__EXERCISE__:
Work out how many lines of the listing hold "Shop" and return that number by itself.

__EXTRACTED MATERIAL__:
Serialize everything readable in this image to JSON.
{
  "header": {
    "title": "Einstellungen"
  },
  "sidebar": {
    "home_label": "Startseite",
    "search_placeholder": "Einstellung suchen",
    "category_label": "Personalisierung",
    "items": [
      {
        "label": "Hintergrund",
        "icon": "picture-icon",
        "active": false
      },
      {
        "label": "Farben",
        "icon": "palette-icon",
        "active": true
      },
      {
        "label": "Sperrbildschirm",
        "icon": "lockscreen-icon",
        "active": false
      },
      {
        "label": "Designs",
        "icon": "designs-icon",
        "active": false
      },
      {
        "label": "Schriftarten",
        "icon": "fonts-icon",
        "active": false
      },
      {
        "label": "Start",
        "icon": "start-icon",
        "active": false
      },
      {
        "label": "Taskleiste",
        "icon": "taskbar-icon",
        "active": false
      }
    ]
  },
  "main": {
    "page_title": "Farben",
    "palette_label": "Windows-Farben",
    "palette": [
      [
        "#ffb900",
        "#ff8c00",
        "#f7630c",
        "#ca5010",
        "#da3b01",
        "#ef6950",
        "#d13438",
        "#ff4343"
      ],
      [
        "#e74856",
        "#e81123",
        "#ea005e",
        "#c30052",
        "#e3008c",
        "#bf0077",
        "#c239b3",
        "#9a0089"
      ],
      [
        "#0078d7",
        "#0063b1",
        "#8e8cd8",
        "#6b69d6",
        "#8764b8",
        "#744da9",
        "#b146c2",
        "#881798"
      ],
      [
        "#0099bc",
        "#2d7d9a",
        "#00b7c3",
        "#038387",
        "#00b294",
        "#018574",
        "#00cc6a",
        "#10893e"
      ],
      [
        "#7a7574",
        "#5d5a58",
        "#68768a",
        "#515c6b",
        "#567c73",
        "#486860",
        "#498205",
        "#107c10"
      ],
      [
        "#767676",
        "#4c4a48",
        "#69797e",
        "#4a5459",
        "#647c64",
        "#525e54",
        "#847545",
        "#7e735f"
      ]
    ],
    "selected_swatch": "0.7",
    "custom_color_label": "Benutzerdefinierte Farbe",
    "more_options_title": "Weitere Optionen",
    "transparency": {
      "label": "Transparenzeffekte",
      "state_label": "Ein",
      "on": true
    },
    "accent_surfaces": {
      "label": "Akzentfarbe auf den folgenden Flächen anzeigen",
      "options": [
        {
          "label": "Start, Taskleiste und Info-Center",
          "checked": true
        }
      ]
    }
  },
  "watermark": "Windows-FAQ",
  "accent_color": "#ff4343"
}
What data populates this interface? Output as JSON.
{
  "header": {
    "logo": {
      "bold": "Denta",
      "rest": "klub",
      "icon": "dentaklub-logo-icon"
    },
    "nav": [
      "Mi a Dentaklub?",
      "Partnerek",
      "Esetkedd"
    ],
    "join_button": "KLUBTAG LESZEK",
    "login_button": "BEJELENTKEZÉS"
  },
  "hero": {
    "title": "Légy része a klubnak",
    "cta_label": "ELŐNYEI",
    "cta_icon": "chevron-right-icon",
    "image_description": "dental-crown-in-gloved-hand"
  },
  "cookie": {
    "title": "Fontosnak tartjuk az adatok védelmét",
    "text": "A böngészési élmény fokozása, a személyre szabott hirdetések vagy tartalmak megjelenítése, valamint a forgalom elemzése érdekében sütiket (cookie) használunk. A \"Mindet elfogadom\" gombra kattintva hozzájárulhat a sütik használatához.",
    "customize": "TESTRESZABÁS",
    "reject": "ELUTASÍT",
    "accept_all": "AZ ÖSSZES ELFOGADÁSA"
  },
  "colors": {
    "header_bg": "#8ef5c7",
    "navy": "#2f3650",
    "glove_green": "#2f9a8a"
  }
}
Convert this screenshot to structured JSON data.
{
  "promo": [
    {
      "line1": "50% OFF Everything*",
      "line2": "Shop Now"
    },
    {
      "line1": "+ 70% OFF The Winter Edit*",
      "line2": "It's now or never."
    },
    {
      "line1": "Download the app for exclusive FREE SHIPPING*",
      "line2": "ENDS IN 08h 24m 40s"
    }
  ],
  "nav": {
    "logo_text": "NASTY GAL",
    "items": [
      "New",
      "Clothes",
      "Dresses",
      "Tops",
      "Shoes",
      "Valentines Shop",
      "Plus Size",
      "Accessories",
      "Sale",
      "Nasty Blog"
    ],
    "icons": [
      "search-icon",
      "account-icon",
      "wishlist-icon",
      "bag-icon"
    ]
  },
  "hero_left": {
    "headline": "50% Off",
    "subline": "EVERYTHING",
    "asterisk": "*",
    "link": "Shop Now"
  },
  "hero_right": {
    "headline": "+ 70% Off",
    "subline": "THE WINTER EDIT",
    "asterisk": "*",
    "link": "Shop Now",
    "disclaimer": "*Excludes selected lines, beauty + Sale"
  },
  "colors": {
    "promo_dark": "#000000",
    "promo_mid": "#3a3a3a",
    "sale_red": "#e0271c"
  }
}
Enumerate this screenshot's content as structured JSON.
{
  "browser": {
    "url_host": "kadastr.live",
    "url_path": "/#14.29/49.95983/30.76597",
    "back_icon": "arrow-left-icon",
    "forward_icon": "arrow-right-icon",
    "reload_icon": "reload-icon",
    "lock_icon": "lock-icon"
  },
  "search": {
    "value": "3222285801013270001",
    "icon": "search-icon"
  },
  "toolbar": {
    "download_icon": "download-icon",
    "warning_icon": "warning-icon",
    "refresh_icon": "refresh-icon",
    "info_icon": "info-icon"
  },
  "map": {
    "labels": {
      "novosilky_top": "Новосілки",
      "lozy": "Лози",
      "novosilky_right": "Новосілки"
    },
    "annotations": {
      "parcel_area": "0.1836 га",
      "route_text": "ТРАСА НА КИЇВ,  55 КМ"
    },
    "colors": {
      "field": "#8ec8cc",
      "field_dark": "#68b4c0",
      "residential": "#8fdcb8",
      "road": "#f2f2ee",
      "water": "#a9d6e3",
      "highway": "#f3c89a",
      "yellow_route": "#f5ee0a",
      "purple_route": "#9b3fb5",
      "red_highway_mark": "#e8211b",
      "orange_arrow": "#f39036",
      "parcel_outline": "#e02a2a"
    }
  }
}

__FINISHED TASK__:
4